Two of the vaunted SI writers became close friends and provided enlightenment that resonates today — John Underwood and Dan Jenkins, a Conch from the Keys and a caustic Texan. I have spent time in their homes and they have spent time in mine.
I never took the lead in any conversation. To talk with them about journalism would have been tantamount to talking football with Bear Bryant or Bill Belichick. I was, however, a steadfast and doting listener. The rewards of conversational osmosis with these two journalistic icons brings about joyful noises in my head today.
SI writers were well paid, well-traveled and well-dressed. They were the beneficiaries of one of the best retirements in the business. I learned that from David Halberstam in his classic book, “The Powers that Be.” SI founder Henry Luce was a remarkable man when it came to vision and an appreciation for making the best writers the best paid for all Time-Life publications.
There was more than enviable compensation, fringe benefits and the best retirement system in the publications industry. SI writers were allowed to write books. Then the magazine promoted their staffer’s books with unimpeachable urgency.
Underwood enhanced his income significantly with biographies of sports legends such as Ted Williams and Bear Bryant. Underwood also spoke to the conscience of sports. His book, “Death of an American Game,” was published in 1979 and some of his fears about football’s issues are manifesting themselves today.
Jenkins became the premier sports novelist of our time. He could make readers laugh uncontrollably with his wit and humor. He never took himself seriously. Three of his novels — “Semi-Tough”, “Dead, Solid, Perfect” and “Baja, Oklahoma” — were turned into movies.
I will always be indebted to Underwood who took me to dinner one night, with Ted Williams, following a Red Sox spring training game. I didn’t need a bucket list after that. When Jenkins hosted me for dinner at Club 21 in New York, he advised, “order anything you like.” After he ordered a hamburger, I followed suit.

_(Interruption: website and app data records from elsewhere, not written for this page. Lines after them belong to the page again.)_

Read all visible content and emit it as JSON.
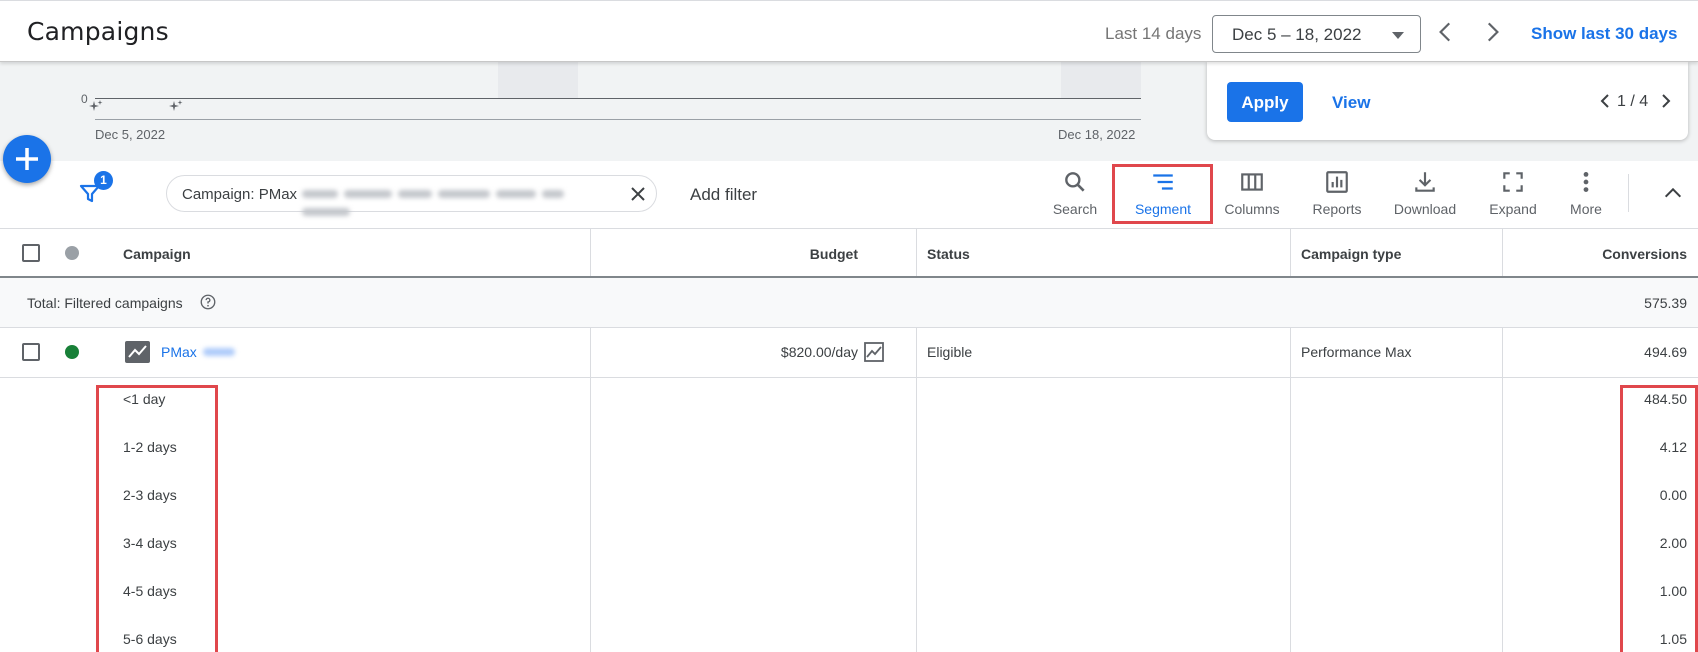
{
  "header": {
    "title": "Campaigns",
    "range_label": "Last 14 days",
    "date_range": "Dec 5 – 18, 2022",
    "show_last_30": "Show last 30 days"
  },
  "chart": {
    "y_zero": "0",
    "start_date": "Dec 5, 2022",
    "end_date": "Dec 18, 2022"
  },
  "recommendation_card": {
    "apply_label": "Apply",
    "view_label": "View",
    "pager": "1 / 4"
  },
  "toolbar": {
    "filter_count": "1",
    "filter_chip_label": "Campaign: PMax",
    "add_filter": "Add filter",
    "tools": [
      {
        "label": "Search",
        "icon": "search-icon"
      },
      {
        "label": "Segment",
        "icon": "segment-icon",
        "active": true
      },
      {
        "label": "Columns",
        "icon": "columns-icon"
      },
      {
        "label": "Reports",
        "icon": "reports-icon"
      },
      {
        "label": "Download",
        "icon": "download-icon"
      },
      {
        "label": "Expand",
        "icon": "expand-icon"
      },
      {
        "label": "More",
        "icon": "more-vert-icon"
      }
    ]
  },
  "table": {
    "columns": [
      "Campaign",
      "Budget",
      "Status",
      "Campaign type",
      "Conversions"
    ],
    "total": {
      "label": "Total: Filtered campaigns",
      "conversions": "575.39"
    },
    "campaign": {
      "name": "PMax",
      "budget": "$820.00/day",
      "status": "Eligible",
      "type": "Performance Max",
      "conversions": "494.69"
    },
    "segments": [
      {
        "label": "<1 day",
        "conversions": "484.50"
      },
      {
        "label": "1-2 days",
        "conversions": "4.12"
      },
      {
        "label": "2-3 days",
        "conversions": "0.00"
      },
      {
        "label": "3-4 days",
        "conversions": "2.00"
      },
      {
        "label": "4-5 days",
        "conversions": "1.00"
      },
      {
        "label": "5-6 days",
        "conversions": "1.05"
      }
    ]
  },
  "colors": {
    "accent": "#1a73e8",
    "highlight": "#e0474c",
    "eligible": "#188038"
  }
}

Because of such friendships, my affection for Sports Illustrated has endured for years, but not only is the magazine not what it used to be, it will be hard pressed to equal the lineup of the magazine’s heyday when sports fans couldn’t get enough of writers like Underwood and Jenkins.